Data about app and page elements

════════════════

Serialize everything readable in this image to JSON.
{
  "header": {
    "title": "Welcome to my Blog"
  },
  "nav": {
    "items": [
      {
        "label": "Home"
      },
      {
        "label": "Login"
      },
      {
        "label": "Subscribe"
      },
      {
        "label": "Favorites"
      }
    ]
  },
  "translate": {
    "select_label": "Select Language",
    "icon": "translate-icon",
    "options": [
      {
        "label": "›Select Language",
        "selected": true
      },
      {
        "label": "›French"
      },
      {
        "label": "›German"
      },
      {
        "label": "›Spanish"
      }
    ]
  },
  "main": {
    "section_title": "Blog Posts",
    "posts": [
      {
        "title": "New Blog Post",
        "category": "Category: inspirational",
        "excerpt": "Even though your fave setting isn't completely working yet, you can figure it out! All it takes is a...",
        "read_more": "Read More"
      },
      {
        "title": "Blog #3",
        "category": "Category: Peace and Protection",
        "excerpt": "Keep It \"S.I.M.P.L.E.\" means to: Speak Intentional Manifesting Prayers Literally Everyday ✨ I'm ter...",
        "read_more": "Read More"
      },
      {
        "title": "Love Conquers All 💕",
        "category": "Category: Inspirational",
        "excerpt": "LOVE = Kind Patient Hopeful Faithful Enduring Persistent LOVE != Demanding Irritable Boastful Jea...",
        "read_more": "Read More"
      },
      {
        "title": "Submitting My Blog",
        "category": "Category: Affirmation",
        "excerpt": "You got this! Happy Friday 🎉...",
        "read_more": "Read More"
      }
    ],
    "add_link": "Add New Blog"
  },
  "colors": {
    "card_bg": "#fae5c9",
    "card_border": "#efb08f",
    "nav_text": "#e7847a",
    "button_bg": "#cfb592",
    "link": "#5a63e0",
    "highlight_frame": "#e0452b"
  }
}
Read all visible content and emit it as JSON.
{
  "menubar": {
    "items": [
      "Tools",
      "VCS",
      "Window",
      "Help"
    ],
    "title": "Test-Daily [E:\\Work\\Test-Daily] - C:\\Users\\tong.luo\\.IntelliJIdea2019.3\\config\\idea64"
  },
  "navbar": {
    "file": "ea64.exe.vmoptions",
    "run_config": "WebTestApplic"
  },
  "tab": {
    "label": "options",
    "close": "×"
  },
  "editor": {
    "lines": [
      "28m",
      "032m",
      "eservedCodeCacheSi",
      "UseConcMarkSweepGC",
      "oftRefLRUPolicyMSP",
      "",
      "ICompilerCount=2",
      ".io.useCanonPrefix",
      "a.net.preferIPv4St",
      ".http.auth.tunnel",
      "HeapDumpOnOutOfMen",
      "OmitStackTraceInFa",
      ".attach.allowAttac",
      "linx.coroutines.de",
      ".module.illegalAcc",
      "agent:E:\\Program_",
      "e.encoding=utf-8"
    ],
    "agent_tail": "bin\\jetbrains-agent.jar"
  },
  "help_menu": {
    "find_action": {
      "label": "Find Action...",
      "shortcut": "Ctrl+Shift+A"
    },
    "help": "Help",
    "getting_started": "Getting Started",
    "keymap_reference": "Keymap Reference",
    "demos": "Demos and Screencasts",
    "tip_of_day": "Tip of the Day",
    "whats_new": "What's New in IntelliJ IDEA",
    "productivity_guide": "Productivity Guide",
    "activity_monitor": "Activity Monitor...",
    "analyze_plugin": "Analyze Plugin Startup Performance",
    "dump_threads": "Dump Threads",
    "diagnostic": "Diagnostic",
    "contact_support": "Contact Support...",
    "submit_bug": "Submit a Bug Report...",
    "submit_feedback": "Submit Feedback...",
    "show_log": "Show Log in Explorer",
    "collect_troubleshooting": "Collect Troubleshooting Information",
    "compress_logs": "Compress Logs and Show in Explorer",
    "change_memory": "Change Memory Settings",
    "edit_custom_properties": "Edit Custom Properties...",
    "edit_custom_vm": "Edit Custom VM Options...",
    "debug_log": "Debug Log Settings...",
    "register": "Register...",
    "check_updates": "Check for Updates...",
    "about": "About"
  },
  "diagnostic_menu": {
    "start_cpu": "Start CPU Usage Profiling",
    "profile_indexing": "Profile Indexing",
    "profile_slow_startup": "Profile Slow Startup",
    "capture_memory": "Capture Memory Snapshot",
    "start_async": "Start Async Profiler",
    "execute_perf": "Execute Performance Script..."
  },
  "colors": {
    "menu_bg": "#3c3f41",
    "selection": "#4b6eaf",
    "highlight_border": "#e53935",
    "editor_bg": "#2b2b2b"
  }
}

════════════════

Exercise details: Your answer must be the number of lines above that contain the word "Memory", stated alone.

Exercise output: 2